## [Supplied entries]
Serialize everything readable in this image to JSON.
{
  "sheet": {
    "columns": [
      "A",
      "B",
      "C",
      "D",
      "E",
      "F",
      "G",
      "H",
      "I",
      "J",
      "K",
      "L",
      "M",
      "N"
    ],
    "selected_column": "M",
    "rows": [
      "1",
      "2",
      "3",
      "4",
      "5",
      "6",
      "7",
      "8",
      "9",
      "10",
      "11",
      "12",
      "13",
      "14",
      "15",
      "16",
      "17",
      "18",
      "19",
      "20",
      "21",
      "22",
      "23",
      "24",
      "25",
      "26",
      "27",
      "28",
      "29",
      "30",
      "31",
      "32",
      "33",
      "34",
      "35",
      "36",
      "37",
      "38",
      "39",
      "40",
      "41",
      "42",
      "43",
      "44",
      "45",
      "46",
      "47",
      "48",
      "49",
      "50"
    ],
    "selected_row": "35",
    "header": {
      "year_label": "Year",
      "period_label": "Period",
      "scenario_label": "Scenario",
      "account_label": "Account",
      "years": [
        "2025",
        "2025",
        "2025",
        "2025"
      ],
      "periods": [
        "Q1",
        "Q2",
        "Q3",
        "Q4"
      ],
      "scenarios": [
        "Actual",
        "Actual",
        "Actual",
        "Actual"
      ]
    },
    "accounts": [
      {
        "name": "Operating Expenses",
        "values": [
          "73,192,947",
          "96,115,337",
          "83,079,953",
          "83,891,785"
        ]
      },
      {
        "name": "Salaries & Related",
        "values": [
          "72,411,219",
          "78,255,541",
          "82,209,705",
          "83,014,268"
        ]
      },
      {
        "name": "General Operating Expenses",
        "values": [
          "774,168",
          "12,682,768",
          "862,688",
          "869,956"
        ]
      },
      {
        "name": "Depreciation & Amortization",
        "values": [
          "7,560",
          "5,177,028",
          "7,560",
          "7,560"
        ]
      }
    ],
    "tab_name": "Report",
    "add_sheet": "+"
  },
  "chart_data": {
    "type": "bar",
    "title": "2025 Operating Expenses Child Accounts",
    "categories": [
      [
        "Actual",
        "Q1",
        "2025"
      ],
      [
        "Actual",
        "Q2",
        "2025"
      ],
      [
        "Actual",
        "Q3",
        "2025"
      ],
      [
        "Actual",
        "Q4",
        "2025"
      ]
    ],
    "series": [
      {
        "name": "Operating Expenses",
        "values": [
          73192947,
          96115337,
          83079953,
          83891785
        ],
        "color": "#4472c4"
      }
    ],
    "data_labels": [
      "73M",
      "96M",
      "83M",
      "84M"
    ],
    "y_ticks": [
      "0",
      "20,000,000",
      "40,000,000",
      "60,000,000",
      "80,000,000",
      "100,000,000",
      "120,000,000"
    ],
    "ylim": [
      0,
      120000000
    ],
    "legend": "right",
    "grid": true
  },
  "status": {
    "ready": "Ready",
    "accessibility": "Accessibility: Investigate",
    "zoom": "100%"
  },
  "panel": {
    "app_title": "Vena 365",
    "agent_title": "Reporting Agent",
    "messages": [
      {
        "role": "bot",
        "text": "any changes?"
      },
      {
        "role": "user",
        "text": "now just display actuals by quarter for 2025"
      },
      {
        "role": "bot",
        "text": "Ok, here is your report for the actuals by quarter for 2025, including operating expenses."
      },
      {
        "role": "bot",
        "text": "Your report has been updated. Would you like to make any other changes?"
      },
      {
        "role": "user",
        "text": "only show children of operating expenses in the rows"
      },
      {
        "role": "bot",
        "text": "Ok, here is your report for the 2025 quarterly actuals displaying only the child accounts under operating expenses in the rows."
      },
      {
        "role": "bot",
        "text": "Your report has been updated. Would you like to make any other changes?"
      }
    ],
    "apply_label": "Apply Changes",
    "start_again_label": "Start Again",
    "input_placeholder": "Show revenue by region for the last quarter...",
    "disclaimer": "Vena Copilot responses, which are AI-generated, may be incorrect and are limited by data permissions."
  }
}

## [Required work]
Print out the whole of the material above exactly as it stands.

## [Response area]
Serialize everything readable in this image to JSON.
{
  "sheet": {
    "columns": [
      "A",
      "B",
      "C",
      "D",
      "E",
      "F",
      "G",
      "H",
      "I",
      "J",
      "K",
      "L",
      "M",
      "N"
    ],
    "selected_column": "M",
    "rows": [
      "1",
      "2",
      "3",
      "4",
      "5",
      "6",
      "7",
      "8",
      "9",
      "10",
      "11",
      "12",
      "13",
      "14",
      "15",
      "16",
      "17",
      "18",
      "19",
      "20",
      "21",
      "22",
      "23",
      "24",
      "25",
      "26",
      "27",
      "28",
      "29",
      "30",
      "31",
      "32",
      "33",
      "34",
      "35",
      "36",
      "37",
      "38",
      "39",
      "40",
      "41",
      "42",
      "43",
      "44",
      "45",
      "46",
      "47",
      "48",
      "49",
      "50"
    ],
    "selected_row": "35",
    "header": {
      "year_label": "Year",
      "period_label": "Period",
      "scenario_label": "Scenario",
      "account_label": "Account",
      "years": [
        "2025",
        "2025",
        "2025",
        "2025"
      ],
      "periods": [
        "Q1",
        "Q2",
        "Q3",
        "Q4"
      ],
      "scenarios": [
        "Actual",
        "Actual",
        "Actual",
        "Actual"
      ]
    },
    "accounts": [
      {
        "name": "Operating Expenses",
        "values": [
          "73,192,947",
          "96,115,337",
          "83,079,953",
          "83,891,785"
        ]
      },
      {
        "name": "Salaries & Related",
        "values": [
          "72,411,219",
          "78,255,541",
          "82,209,705",
          "83,014,268"
        ]
      },
      {
        "name": "General Operating Expenses",
        "values": [
          "774,168",
          "12,682,768",
          "862,688",
          "869,956"
        ]
      },
      {
        "name": "Depreciation & Amortization",
        "values": [
          "7,560",
          "5,177,028",
          "7,560",
          "7,560"
        ]
      }
    ],
    "tab_name": "Report",
    "add_sheet": "+"
  },
  "chart_data": {
    "type": "bar",
    "title": "2025 Operating Expenses Child Accounts",
    "categories": [
      [
        "Actual",
        "Q1",
        "2025"
      ],
      [
        "Actual",
        "Q2",
        "2025"
      ],
      [
        "Actual",
        "Q3",
        "2025"
      ],
      [
        "Actual",
        "Q4",
        "2025"
      ]
    ],
    "series": [
      {
        "name": "Operating Expenses",
        "values": [
          73192947,
          96115337,
          83079953,
          83891785
        ],
        "color": "#4472c4"
      }
    ],
    "data_labels": [
      "73M",
      "96M",
      "83M",
      "84M"
    ],
    "y_ticks": [
      "0",
      "20,000,000",
      "40,000,000",
      "60,000,000",
      "80,000,000",
      "100,000,000",
      "120,000,000"
    ],
    "ylim": [
      0,
      120000000
    ],
    "legend": "right",
    "grid": true
  },
  "status": {
    "ready": "Ready",
    "accessibility": "Accessibility: Investigate",
    "zoom": "100%"
  },
  "panel": {
    "app_title": "Vena 365",
    "agent_title": "Reporting Agent",
    "messages": [
      {
        "role": "bot",
        "text": "any changes?"
      },
      {
        "role": "user",
        "text": "now just display actuals by quarter for 2025"
      },
      {
        "role": "bot",
        "text": "Ok, here is your report for the actuals by quarter for 2025, including operating expenses."
      },
      {
        "role": "bot",
        "text": "Your report has been updated. Would you like to make any other changes?"
      },
      {
        "role": "user",
        "text": "only show children of operating expenses in the rows"
      },
      {
        "role": "bot",
        "text": "Ok, here is your report for the 2025 quarterly actuals displaying only the child accounts under operating expenses in the rows."
      },
      {
        "role": "bot",
        "text": "Your report has been updated. Would you like to make any other changes?"
      }
    ],
    "apply_label": "Apply Changes",
    "start_again_label": "Start Again",
    "input_placeholder": "Show revenue by region for the last quarter...",
    "disclaimer": "Vena Copilot responses, which are AI-generated, may be incorrect and are limited by data permissions."
  }
}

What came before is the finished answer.